Plus, this is all assuming cleft chins are linked to a single gene (they're not - and since they're not, you can't determine inheritance so easily and Sherlock couldn't make such a sweeping assumption - but I'll take this as fiction and assume cleft chins are easily determined by a single gene... Y-linked is too far-fetched, however). Even so, I think you should have some logic in Sherlock's statement, so instead of doing dominant cleft chins, you could have Mycroft having the dominant trait (AA or Aa), making the only chance Alex has of getting the recessive trait 6.25%. Now, isn't that much better?
One last thing - cleft chins is a bit weird to have genetically (because I can easily imagine an intermediate cleft-smooth chin). How about (and these are all just myths, as is the cleft chin-gene myth) handedness or the way they cross their arms? That would show more observation of details, as befits Sherlock, than just noticing cleft chins... Something like the way Alex fiddles with his jacket can show his handedness or something.
Because I really like your writing, Imma check back on this story regularly, just to see if you've followed my advice... No pressure ha ha...
| Peek-a-bloody-boo chapter 1 . 7/10/2015
Oh, gosh. That was brilliant! Absolutely brilliant! _
| Guest chapter 1 . 7/10/2015

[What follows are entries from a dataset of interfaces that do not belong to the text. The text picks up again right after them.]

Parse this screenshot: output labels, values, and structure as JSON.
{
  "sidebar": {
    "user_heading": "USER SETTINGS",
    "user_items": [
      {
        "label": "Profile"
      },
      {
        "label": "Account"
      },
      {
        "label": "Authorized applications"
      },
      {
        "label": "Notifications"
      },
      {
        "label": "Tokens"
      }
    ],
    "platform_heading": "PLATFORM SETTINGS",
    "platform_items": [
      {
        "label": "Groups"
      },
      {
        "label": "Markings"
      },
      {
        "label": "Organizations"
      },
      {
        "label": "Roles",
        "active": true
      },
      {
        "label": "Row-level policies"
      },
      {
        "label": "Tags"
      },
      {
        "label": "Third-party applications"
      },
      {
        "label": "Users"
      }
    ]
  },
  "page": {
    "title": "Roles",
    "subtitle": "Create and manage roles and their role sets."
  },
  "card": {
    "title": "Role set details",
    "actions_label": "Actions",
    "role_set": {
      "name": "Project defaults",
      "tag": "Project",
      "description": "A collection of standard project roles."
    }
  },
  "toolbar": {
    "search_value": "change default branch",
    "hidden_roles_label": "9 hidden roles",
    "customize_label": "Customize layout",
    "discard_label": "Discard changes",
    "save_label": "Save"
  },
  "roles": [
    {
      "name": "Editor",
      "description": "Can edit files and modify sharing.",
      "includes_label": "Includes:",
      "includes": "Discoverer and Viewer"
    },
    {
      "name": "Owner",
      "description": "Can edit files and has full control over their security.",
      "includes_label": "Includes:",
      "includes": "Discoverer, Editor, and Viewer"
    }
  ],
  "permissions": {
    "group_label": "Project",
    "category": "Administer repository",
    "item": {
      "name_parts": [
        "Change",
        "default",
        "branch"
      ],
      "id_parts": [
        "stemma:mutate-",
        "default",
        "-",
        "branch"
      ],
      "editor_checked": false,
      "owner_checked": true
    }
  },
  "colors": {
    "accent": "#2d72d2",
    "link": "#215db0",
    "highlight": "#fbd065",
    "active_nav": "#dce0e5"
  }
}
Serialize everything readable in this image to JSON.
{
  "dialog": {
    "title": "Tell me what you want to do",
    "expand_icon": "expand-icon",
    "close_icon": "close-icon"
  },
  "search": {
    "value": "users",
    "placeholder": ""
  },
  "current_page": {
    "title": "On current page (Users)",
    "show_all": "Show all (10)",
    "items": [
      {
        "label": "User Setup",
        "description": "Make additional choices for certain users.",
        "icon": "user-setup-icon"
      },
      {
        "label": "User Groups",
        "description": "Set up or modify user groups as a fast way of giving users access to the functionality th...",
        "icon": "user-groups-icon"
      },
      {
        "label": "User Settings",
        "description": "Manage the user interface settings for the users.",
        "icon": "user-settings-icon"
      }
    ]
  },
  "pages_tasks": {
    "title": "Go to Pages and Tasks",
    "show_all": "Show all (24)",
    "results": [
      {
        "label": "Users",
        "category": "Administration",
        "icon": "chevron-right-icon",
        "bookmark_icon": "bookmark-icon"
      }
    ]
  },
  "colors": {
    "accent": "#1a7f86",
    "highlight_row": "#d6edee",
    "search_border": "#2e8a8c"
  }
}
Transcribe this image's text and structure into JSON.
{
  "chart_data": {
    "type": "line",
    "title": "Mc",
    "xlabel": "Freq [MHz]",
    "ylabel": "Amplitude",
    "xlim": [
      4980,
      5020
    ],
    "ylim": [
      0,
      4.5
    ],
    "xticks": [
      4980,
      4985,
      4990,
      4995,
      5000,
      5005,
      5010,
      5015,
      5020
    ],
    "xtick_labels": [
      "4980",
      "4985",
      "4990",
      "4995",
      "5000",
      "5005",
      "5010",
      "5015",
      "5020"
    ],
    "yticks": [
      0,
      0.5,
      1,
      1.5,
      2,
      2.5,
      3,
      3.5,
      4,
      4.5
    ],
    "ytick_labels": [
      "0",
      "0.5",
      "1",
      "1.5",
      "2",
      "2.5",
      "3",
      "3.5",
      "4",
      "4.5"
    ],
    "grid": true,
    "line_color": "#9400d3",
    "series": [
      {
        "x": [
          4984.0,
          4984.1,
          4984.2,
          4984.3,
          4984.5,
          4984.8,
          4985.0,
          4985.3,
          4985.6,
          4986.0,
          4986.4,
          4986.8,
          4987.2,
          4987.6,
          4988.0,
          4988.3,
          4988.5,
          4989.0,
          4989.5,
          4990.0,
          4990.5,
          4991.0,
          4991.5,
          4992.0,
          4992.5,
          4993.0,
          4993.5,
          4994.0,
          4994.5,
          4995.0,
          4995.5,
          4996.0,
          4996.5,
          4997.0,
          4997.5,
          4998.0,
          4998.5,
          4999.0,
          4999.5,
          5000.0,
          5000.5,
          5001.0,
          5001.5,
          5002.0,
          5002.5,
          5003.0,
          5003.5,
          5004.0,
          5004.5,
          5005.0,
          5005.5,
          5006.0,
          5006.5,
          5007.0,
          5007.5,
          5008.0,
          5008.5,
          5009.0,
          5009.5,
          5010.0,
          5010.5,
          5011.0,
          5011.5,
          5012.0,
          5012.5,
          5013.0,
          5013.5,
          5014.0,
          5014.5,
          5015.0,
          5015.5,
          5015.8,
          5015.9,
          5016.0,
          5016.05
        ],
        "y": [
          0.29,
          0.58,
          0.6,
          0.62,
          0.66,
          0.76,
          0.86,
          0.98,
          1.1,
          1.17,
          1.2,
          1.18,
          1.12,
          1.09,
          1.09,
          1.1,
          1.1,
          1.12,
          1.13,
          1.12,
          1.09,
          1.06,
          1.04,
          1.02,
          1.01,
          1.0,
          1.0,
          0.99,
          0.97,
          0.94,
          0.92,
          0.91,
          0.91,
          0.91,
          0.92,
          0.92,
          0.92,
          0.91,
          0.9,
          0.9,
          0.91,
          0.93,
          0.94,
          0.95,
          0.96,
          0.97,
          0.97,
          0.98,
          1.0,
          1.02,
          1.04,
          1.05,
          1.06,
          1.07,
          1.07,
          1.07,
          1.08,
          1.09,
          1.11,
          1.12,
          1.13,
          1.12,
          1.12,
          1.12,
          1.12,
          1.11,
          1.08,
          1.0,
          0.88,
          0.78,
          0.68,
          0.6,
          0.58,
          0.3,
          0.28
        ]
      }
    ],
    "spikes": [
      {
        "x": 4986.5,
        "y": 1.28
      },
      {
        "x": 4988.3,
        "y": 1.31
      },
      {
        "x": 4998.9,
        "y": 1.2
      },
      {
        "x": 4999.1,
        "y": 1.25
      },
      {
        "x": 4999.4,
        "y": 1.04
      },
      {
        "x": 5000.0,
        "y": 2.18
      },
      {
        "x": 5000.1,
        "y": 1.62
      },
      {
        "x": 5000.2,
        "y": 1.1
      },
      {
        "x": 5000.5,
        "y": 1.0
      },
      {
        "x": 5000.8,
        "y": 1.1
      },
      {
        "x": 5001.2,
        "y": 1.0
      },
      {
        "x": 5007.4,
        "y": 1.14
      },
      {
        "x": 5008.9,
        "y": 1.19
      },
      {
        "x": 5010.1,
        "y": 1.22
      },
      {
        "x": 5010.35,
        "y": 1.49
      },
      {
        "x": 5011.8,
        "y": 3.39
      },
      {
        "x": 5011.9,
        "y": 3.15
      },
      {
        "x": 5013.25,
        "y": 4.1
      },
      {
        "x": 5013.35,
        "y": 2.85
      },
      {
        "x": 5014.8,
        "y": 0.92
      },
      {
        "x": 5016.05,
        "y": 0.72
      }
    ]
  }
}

It's so funny, I would love if you could write another one.
| Batfan3 chapter 1 . 7/10/2015
I liked it! Alex is such a smarts